Two phases of architectural development were identified in the construction of the western gate to the monastery. In its initial form it was an entry in the wall, approximately 1.75 m wide, with two inner antae walls, each a meter wide. The walls next to the entrance on the outside and in the passages were faced with red brick. The jambs in the entrance, by the west face of the wall, were made of sandstone blocks; some fragments of the northern jamb have been preserved, but the southwestern corner was entirely dismantled at some point.

The second phase of the gate revolved around a semicircular tower being added in front of the entrance on the outside. The feature was 6.20 m wide and 5.80 m long, and was entered from the south. The walls, made of dried brick, were 1.10 m thick. A small unit with a floor of ceramic tiles was installed inside the tower, by its west wall. The southern door, which had a maximal width of 1.60 m, had jambs faced with red brick and a threshold of granite; only the east jamb has been preserved along with one slab from the threshold, but the west jamb can be presumed to have been the same. The entrance passage was just 2 m away from the face of the corner tower of the monastery enclosure [Fig. 9].
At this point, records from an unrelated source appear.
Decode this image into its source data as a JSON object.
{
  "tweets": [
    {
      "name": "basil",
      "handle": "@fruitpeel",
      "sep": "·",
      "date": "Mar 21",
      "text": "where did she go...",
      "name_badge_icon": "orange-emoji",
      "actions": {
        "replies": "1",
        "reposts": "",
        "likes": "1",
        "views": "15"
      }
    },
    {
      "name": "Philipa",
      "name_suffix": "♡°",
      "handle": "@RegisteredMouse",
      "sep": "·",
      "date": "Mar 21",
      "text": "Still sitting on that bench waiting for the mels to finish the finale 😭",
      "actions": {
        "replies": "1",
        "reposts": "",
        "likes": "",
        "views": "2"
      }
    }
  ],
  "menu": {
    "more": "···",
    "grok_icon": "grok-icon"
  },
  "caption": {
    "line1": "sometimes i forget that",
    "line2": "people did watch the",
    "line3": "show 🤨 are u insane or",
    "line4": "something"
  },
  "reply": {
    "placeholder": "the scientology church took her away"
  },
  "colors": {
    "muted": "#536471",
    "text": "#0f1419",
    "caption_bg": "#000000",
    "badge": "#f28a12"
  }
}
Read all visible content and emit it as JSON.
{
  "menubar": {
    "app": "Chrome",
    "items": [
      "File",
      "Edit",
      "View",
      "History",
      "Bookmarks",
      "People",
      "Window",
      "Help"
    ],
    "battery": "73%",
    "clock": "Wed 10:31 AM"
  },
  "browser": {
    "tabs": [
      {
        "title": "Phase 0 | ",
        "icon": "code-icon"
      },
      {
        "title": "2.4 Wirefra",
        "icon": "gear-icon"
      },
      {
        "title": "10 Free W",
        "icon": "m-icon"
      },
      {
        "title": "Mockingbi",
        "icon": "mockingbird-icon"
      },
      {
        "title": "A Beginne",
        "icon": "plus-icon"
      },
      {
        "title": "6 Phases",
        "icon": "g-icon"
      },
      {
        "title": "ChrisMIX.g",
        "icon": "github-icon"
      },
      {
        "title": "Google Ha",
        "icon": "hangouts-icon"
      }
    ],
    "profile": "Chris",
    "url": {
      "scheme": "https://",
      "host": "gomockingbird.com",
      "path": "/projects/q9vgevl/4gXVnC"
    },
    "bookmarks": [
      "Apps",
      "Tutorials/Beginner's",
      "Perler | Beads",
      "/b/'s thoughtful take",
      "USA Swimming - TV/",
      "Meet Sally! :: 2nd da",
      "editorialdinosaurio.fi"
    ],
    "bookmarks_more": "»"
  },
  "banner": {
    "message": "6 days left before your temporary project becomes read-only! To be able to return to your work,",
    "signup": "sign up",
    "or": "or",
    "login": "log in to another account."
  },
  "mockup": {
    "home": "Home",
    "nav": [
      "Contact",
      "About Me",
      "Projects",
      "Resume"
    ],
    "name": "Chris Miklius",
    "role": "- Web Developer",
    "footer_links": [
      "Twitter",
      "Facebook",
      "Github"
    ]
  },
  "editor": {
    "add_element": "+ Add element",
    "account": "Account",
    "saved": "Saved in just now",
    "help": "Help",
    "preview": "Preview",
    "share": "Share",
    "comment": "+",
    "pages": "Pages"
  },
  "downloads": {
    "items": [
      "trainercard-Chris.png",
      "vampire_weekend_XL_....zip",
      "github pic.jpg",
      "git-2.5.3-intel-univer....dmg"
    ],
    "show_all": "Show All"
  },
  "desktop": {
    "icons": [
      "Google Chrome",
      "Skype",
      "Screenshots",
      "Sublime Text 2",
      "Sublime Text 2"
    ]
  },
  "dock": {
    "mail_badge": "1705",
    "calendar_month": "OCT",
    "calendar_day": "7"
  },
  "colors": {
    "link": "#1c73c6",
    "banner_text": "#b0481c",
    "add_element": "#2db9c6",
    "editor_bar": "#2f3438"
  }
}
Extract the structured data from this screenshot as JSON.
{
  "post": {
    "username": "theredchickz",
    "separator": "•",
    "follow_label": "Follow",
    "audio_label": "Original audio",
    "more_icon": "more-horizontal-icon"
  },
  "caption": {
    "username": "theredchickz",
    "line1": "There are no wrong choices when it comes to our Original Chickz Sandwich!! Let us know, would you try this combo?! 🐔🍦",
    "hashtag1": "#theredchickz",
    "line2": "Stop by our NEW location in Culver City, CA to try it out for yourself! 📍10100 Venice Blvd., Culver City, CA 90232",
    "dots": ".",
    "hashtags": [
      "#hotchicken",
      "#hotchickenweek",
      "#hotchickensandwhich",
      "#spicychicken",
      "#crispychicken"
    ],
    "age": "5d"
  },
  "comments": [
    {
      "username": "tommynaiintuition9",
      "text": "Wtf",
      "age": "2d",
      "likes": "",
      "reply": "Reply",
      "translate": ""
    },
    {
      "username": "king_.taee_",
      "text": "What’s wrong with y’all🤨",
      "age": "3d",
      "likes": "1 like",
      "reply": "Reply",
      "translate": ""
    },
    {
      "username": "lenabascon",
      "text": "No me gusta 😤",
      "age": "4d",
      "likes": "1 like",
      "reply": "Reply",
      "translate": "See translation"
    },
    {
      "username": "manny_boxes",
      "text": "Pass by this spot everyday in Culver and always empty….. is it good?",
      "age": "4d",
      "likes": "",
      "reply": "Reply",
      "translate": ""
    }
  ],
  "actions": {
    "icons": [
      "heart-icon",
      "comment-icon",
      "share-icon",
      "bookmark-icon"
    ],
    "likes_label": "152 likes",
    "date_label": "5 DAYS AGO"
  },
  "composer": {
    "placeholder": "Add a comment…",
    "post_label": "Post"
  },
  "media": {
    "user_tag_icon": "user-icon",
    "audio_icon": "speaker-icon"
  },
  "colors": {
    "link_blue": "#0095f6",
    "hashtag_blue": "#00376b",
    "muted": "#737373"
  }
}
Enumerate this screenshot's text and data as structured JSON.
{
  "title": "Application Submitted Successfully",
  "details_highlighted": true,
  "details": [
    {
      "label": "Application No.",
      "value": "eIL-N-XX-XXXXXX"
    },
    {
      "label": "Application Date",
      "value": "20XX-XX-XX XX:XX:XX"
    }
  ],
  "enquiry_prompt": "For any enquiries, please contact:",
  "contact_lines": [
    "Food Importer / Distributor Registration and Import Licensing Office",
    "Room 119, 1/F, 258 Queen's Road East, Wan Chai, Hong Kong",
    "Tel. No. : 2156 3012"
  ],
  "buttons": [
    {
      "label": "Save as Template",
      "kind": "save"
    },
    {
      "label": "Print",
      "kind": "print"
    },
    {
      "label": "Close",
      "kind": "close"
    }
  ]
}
Fig. 8. Southwestern courtyard of the monastery on Kom H (Photo W. Godlewski, PCMA Archives)
Fig. 9. West gate of the monastery on Kom H (Photo W. Godlewski, PCMA Archives)

Building WH.1 (Southwest Annex) of the monastery

Work in the southwestern quarter of the monastery involved also a comprehensive review of the excavated sections of outside annexes added to the west wall of the monastic compound, immediately to the north of the west gate. This presumably storied building extended from the west gate to the north, in the direction of another annex built earlier along the outside of the monastery wall (Building WH.2 = Northwest Annex). The structure had been excavated first by Bogdan Żurawski in 1995 and again by Stefan Jakobielski in 2005; the wall paintings from the annex were published recently by Małgorzata Martens-Czarnecka (2012). The poor condition of the shelter roof constructed in 2005 called for immediate action and a new metal roof was installed this season.

The work provided an opportunity to clear the west facade of accumulated sand [Fig. 10], as well as to carry out additional research and documentation of the architecture, paintings and inscriptions preserved on the walls. Studies undertaken by Adam Łajtar on the inscriptions from Building WH.1 have demonstrated that most of them were written in Greek. Only a few of the graffiti scratched in the plaster were in Old Nubian [Fig. 11]. Most of the Greek texts were legends accompanying murals — prayers and literary texts (psalms); despite their poor state of preservation, they are of key importance for understanding the repertoire of painted decoration on the ground-floor of the structure. The graffiti were left by visitors. None of the inscriptions included a date.

Fig. 10. Western facade of Building WH.1 (Southwest Annex) on Kom H (Photo W. Godlewski, PCMA Archives)
Fig. 11. Inscriptions on the south wall of Building WH.1 (Southwest Annex) on Kom H (Photo D. Zielińska, PCMA Archives)

The building was undoubtedly of a religious character, but the exact function has not been determined despite the preserved inscriptions and murals, as well as some inner installations. Neither has the founding date of this structure been established, although the building is evidently later than the second architectural phase of the west gate. The annex was open to visitors from outside the monastery, but the staircase installed in one of the southern units of the annex permitted inner communication not only with a presumed upper floor, but also with the monastic buildings beyond the monastery wall.

[Text: W. Godlewski]

Contact
W. Godlewski: w.godlewski@uw.edu.pl